I tried using this technique one day on the way home from work. As I drove along, I tried to see everything that was certain colors, say yellow for example. I was amazed to find how much I missed in my everyday commute. I decided it might benefit me even more if I were to notice things that made me happy. Cars that looked fun, houses that I enjoyed, great scenes of natural beauty or anything else. Again, it was shocking how many things you drive by day after day and never notice.
The other day I combined this game with that of Winnie-the-Pooh. I started saying out loud things I noticed at first. As I drove to work at 5am, finding myself saying things like “Dog, birdhouse, tree” out loud not only made me aware of my surroundings, it gave me a little chuckle at that. Recalling what I did with the Tony Robins idea, I decided to say out loud things that I saw that I enjoyed. Who cares anyway? I was in the car alone and the time of my commute was my to spend however I chose. If you carpool or use public transportation, you might want to do this in your head. You will be amazed how even a mere few minutes of this can alter your mood.
Combining the knowledge of a personal-improvement expert and a loveable bear can lead to great discoveries. I encourage you to try this yourself one day. You will be surprised at not only what you miss, but the positive effect it has on your mood. Here is a great side effect I have noticed in playing this game myself. After the initial playing of the game, where I happen to notice things that I enjoy that I might have missed before, they then become ‘present’ to me even when I am not playing the game. For example , on the route I drive for work while playing this game I noticed a particular tree that had a quite unique look about it. Now, when I drive route for work, I notice that tree even when I am not playing the game. This is one of many examples. Can you imagine if your ride to an from work, the grocery store or any other places you go were suddenly filled with things that make you happy? It can be by playing this game brought to us by a “bear of very little brain” as Pooh refers to himself. Do it for 5 minutes or so on different parts of your journey. You will be amazed at what you discover. It will have a positive effect on that days journey and every day to come.

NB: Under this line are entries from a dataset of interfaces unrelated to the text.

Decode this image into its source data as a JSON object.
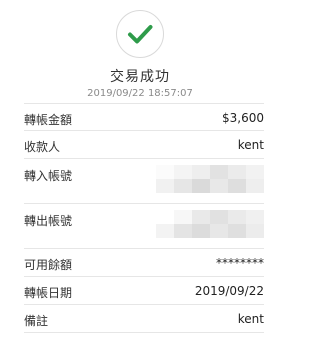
{
  "header": {
    "title": "交易成功",
    "timestamp": "2019/09/22 18:57:07",
    "check_color": "#2e9b4a"
  },
  "details": {
    "amount_label": "轉帳金額",
    "amount_value": "$3,600",
    "payee_label": "收款人",
    "payee_value": "kent",
    "to_account_label": "轉入帳號",
    "from_account_label": "轉出帳號",
    "balance_label": "可用餘額",
    "balance_value": "********",
    "date_label": "轉帳日期",
    "date_value": "2019/09/22",
    "note_label": "備註",
    "note_value": "kent"
  },
  "icons": {
    "success": "check-circle-icon",
    "redaction": "pixelated-mosaic"
  }
}
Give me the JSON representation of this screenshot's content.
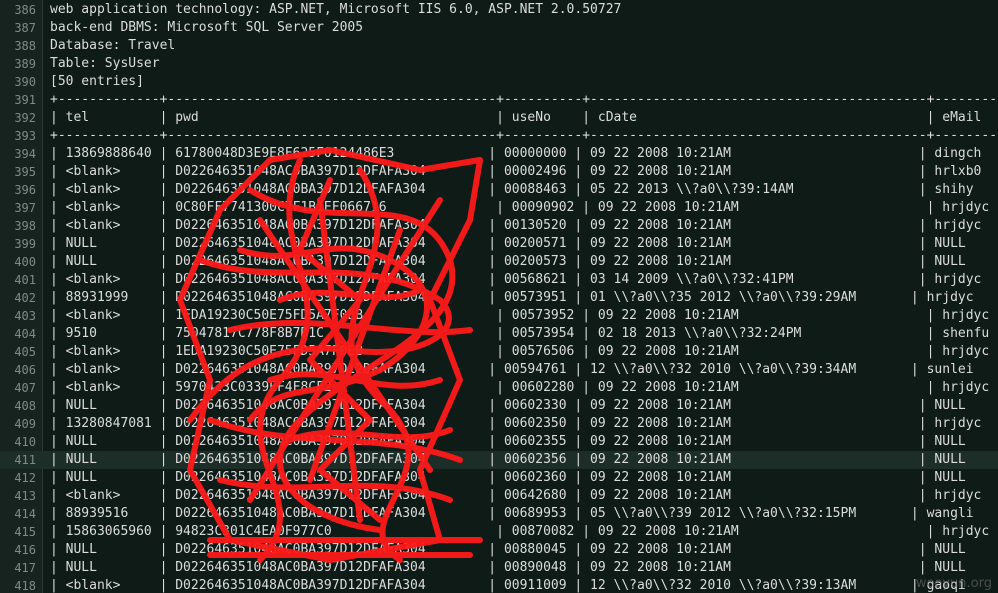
{
  "editor": {
    "lines": [
      {
        "num": "386",
        "text": "web application technology: ASP.NET, Microsoft IIS 6.0, ASP.NET 2.0.50727"
      },
      {
        "num": "387",
        "text": "back-end DBMS: Microsoft SQL Server 2005"
      },
      {
        "num": "388",
        "text": "Database: Travel"
      },
      {
        "num": "389",
        "text": "Table: SysUser"
      },
      {
        "num": "390",
        "text": "[50 entries]"
      },
      {
        "num": "391",
        "text": "+-------------+------------------------------------------+----------+-------------------------------------------+------------"
      },
      {
        "num": "392",
        "text": "| tel         | pwd                                      | useNo    | cDate                                     | eMail"
      },
      {
        "num": "393",
        "text": "+-------------+------------------------------------------+----------+-------------------------------------------+------------"
      },
      {
        "num": "394",
        "text": "| 13869888640 | 61780048D3E9E8F625F0124486E3            | 00000000 | 09 22 2008 10:21AM                        | dingch"
      },
      {
        "num": "395",
        "text": "| <blank>     | D022646351048AC0BA397D12DFAFA304        | 00002496 | 09 22 2008 10:21AM                        | hrlxb0"
      },
      {
        "num": "396",
        "text": "| <blank>     | D022646351048AC0BA397D12DFAFA304        | 00088463 | 05 22 2013 \\\\?a0\\\\?39:14AM                | shihy"
      },
      {
        "num": "397",
        "text": "| <blank>     | 0C80FF7741300C7F1B1EF066716              | 00090902 | 09 22 2008 10:21AM                        | hrjdyc"
      },
      {
        "num": "398",
        "text": "| <blank>     | D022646351048AC0BA397D12DFAFA304        | 00130520 | 09 22 2008 10:21AM                        | hrjdyc"
      },
      {
        "num": "399",
        "text": "| NULL        | D022646351048AC0BA397D12DFAFA304        | 00200571 | 09 22 2008 10:21AM                        | NULL"
      },
      {
        "num": "400",
        "text": "| NULL        | D022646351048AC0BA397D12DFAFA304        | 00200573 | 09 22 2008 10:21AM                        | NULL"
      },
      {
        "num": "401",
        "text": "| <blank>     | D022646351048AC0BA397D12DFAFA304        | 00568621 | 03 14 2009 \\\\?a0\\\\?32:41PM                | hrjdyc"
      },
      {
        "num": "402",
        "text": "| 88931999    | D022646351048AC0BA397D12DFAFA304        | 00573951 | 01 \\\\?a0\\\\?35 2012 \\\\?a0\\\\?39:29AM       | hrjdyc"
      },
      {
        "num": "403",
        "text": "| <blank>     | 1EDA19230C50E75FD5A7F0EB                 | 00573952 | 09 22 2008 10:21AM                        | hrjdyc"
      },
      {
        "num": "404",
        "text": "| 9510        | 75047817C778F8B7D1C                      | 00573954 | 02 18 2013 \\\\?a0\\\\?32:24PM                | shenfu"
      },
      {
        "num": "405",
        "text": "| <blank>     | 1EDA19230C50E75FD5A7F0EB                 | 00576506 | 09 22 2008 10:21AM                        | hrjdyc"
      },
      {
        "num": "406",
        "text": "| <blank>     | D022646351048AC0BA397D12DFAFA304        | 00594761 | 12 \\\\?a0\\\\?32 2010 \\\\?a0\\\\?39:34AM       | sunlei"
      },
      {
        "num": "407",
        "text": "| <blank>     | 5970423C0339EF4F8CF2                     | 00602280 | 09 22 2008 10:21AM                        | hrjdyc"
      },
      {
        "num": "408",
        "text": "| NULL        | D022646351048AC0BA397D12DFAFA304        | 00602330 | 09 22 2008 10:21AM                        | NULL"
      },
      {
        "num": "409",
        "text": "| 13280847081 | D022646351048AC0BA397D12DFAFA304        | 00602350 | 09 22 2008 10:21AM                        | hrjdyc"
      },
      {
        "num": "410",
        "text": "| NULL        | D022646351048AC0BA397D12DFAFA304        | 00602355 | 09 22 2008 10:21AM                        | NULL"
      },
      {
        "num": "411",
        "text": "| NULL        | D022646351048AC0BA397D12DFAFA304        | 00602356 | 09 22 2008 10:21AM                        | NULL"
      },
      {
        "num": "412",
        "text": "| NULL        | D022646351048AC0BA397D12DFAFA304        | 00602360 | 09 22 2008 10:21AM                        | NULL"
      },
      {
        "num": "413",
        "text": "| <blank>     | D022646351048AC0BA397D12DFAFA304        | 00642680 | 09 22 2008 10:21AM                        | hrjdyc"
      },
      {
        "num": "414",
        "text": "| 88939516    | D022646351048AC0BA397D12DFAFA304        | 00689953 | 05 \\\\?a0\\\\?39 2012 \\\\?a0\\\\?32:15PM       | wangli"
      },
      {
        "num": "415",
        "text": "| 15863065960 | 94823C301C4EA0F977C0                     | 00870082 | 09 22 2008 10:21AM                        | hrjdyc"
      },
      {
        "num": "416",
        "text": "| NULL        | D022646351048AC0BA397D12DFAFA304        | 00880045 | 09 22 2008 10:21AM                        | NULL"
      },
      {
        "num": "417",
        "text": "| NULL        | D022646351048AC0BA397D12DFAFA304        | 00890048 | 09 22 2008 10:21AM                        | NULL"
      },
      {
        "num": "418",
        "text": "| <blank>     | D022646351048AC0BA397D12DFAFA304        | 00911009 | 12 \\\\?a0\\\\?32 2010 \\\\?a0\\\\?39:13AM       | gaoqi"
      }
    ],
    "current_line": 25
  },
  "watermark": "wooyun.org"
}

As a special bonus, I have included a link to the very busy Christopher Robin telling Winnie-the-Pooh to amuse himself so he can work in the link below. I highly recommend seeing the entire movie. It is a great reminder for busy adults not to forget the things that are truly important.